Retype the records in full, and please keep the pictures out of the copy.
BEGIN DATA UNDER STUDY
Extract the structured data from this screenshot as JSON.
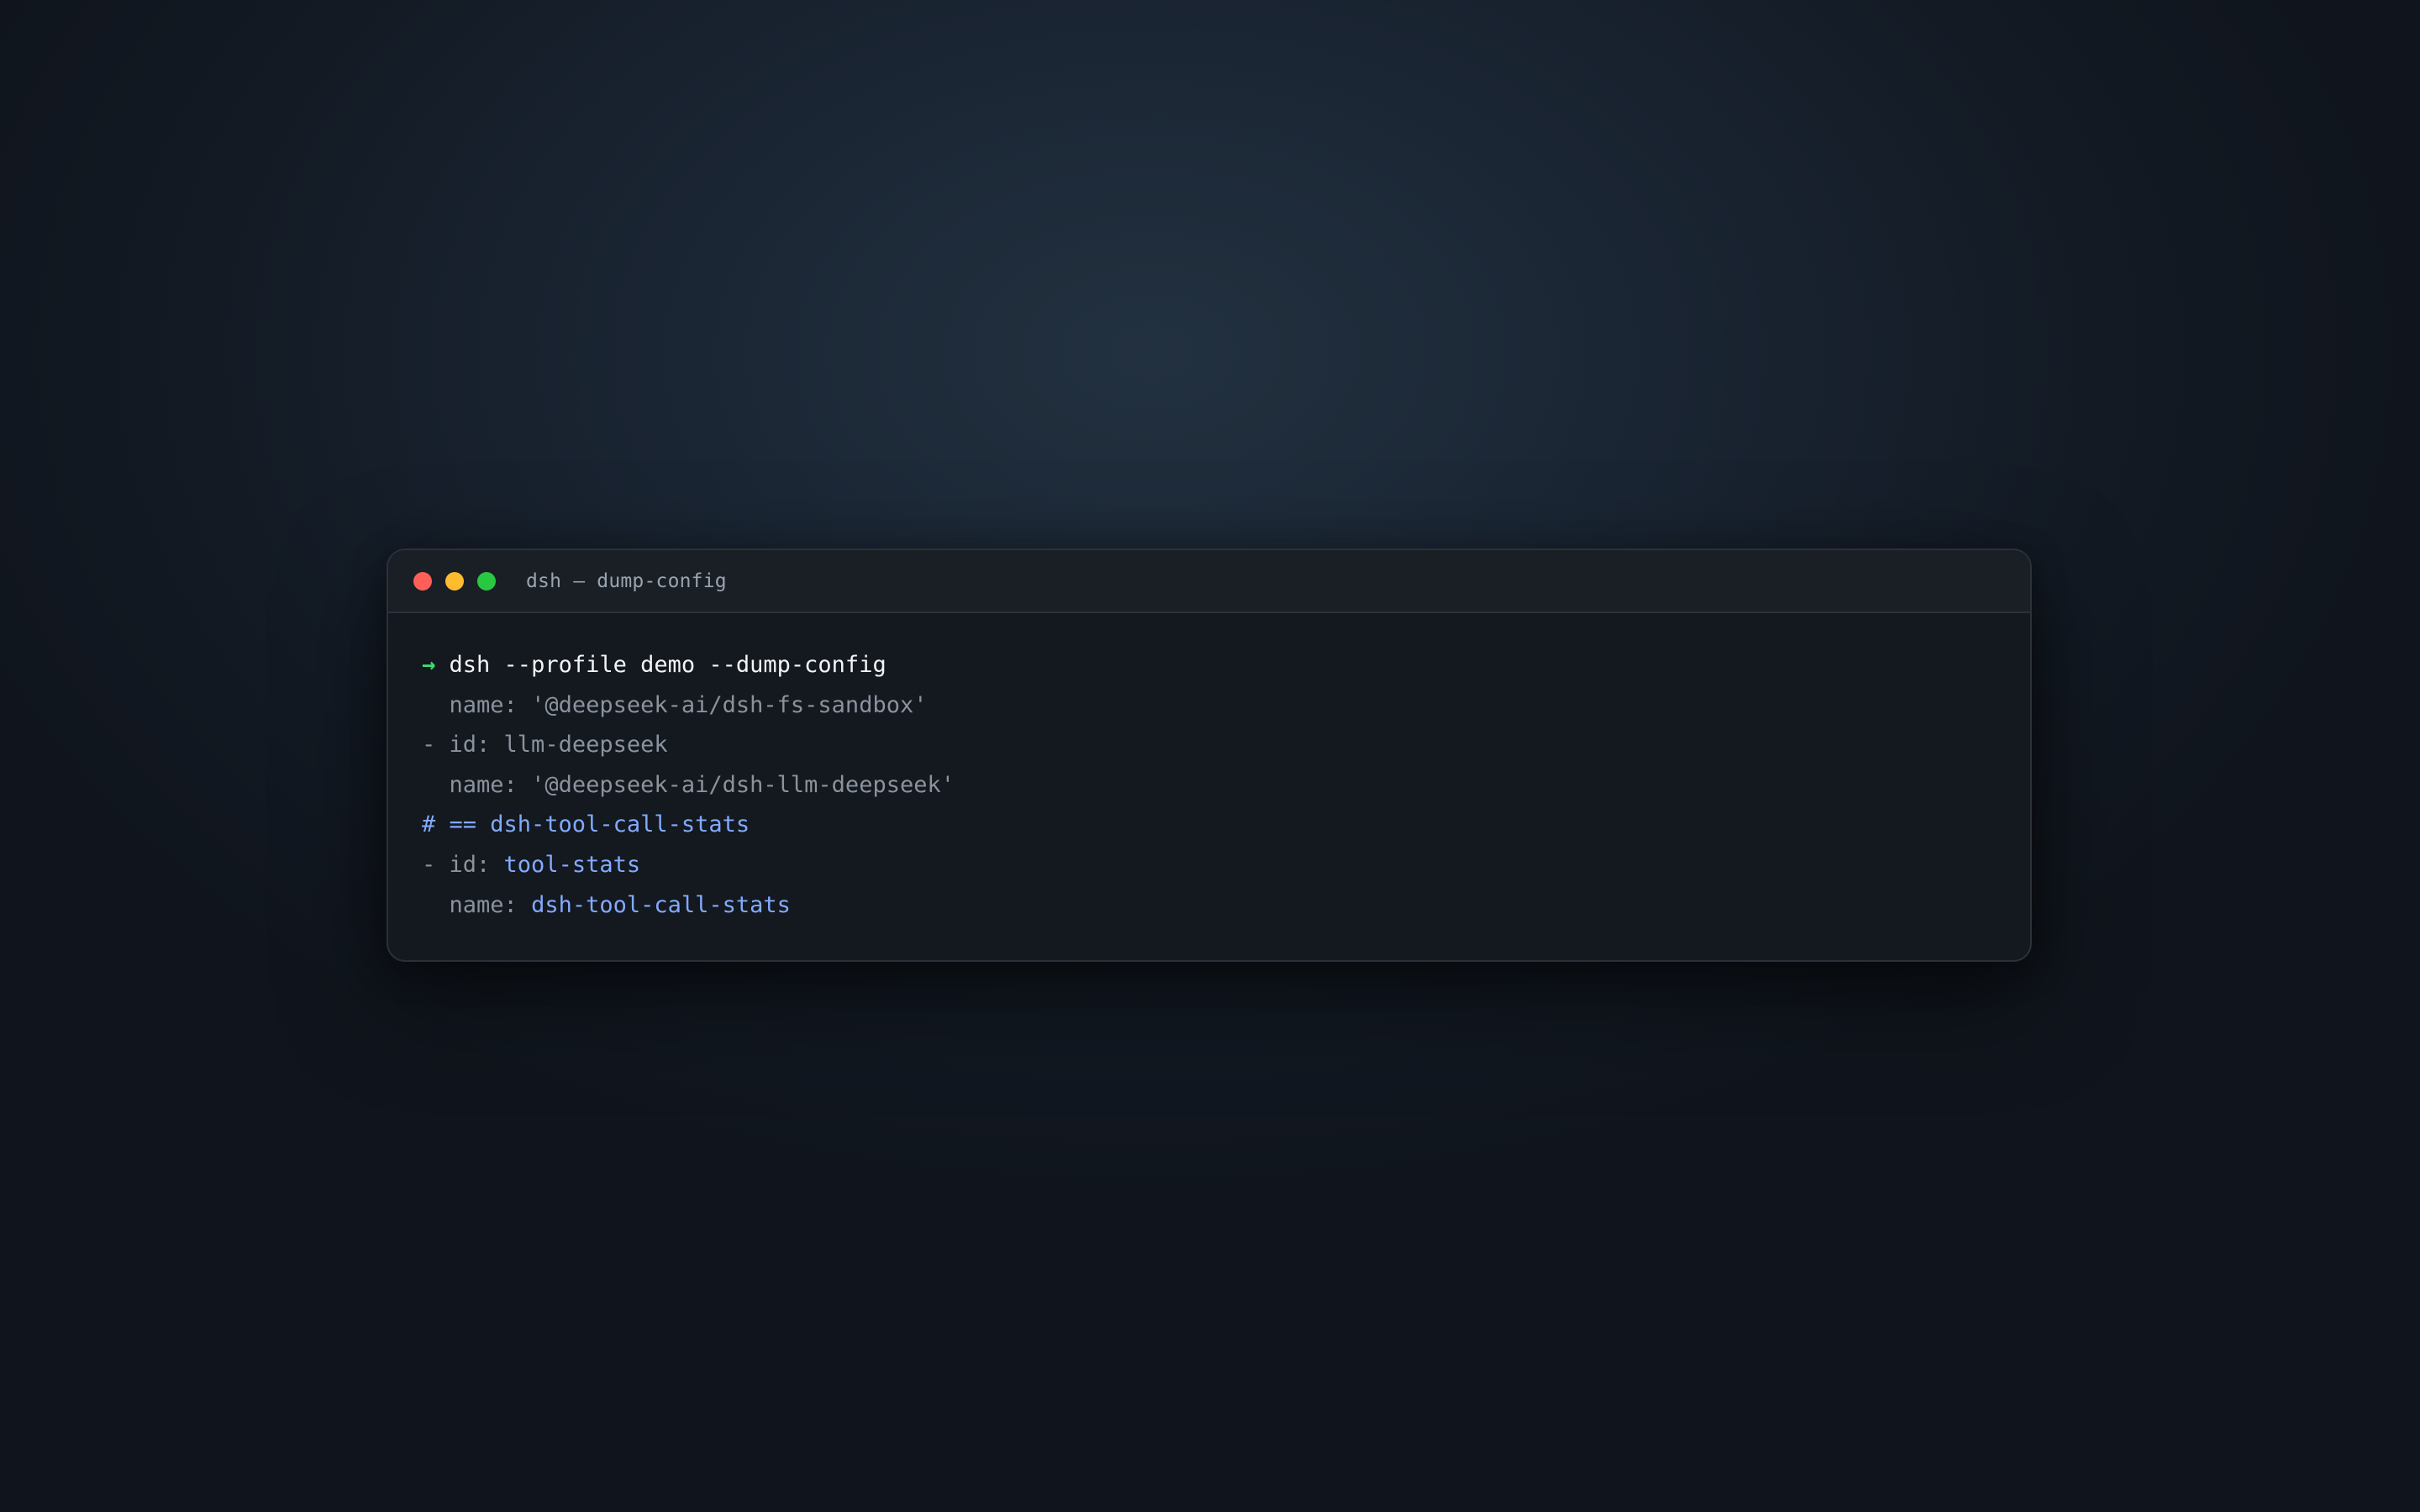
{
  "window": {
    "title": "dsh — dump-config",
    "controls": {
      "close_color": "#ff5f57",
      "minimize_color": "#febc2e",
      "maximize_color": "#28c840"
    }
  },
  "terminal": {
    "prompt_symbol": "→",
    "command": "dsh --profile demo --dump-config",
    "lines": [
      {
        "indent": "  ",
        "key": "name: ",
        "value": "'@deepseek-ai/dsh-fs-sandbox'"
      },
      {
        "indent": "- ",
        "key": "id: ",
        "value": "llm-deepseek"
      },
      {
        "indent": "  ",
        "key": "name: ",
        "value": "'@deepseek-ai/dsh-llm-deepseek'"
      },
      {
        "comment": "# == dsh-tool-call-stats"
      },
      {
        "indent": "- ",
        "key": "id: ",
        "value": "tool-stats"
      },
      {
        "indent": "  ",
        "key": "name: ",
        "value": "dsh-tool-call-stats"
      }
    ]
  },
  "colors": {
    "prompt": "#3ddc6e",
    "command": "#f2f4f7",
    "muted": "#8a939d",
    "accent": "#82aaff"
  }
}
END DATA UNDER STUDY
— WRITTEN RESPONSE —
Extract the structured data from this screenshot as JSON.
{
  "window": {
    "title": "dsh — dump-config",
    "controls": {
      "close_color": "#ff5f57",
      "minimize_color": "#febc2e",
      "maximize_color": "#28c840"
    }
  },
  "terminal": {
    "prompt_symbol": "→",
    "command": "dsh --profile demo --dump-config",
    "lines": [
      {
        "indent": "  ",
        "key": "name: ",
        "value": "'@deepseek-ai/dsh-fs-sandbox'"
      },
      {
        "indent": "- ",
        "key": "id: ",
        "value": "llm-deepseek"
      },
      {
        "indent": "  ",
        "key": "name: ",
        "value": "'@deepseek-ai/dsh-llm-deepseek'"
      },
      {
        "comment": "# == dsh-tool-call-stats"
      },
      {
        "indent": "- ",
        "key": "id: ",
        "value": "tool-stats"
      },
      {
        "indent": "  ",
        "key": "name: ",
        "value": "dsh-tool-call-stats"
      }
    ]
  },
  "colors": {
    "prompt": "#3ddc6e",
    "command": "#f2f4f7",
    "muted": "#8a939d",
    "accent": "#82aaff"
  }
}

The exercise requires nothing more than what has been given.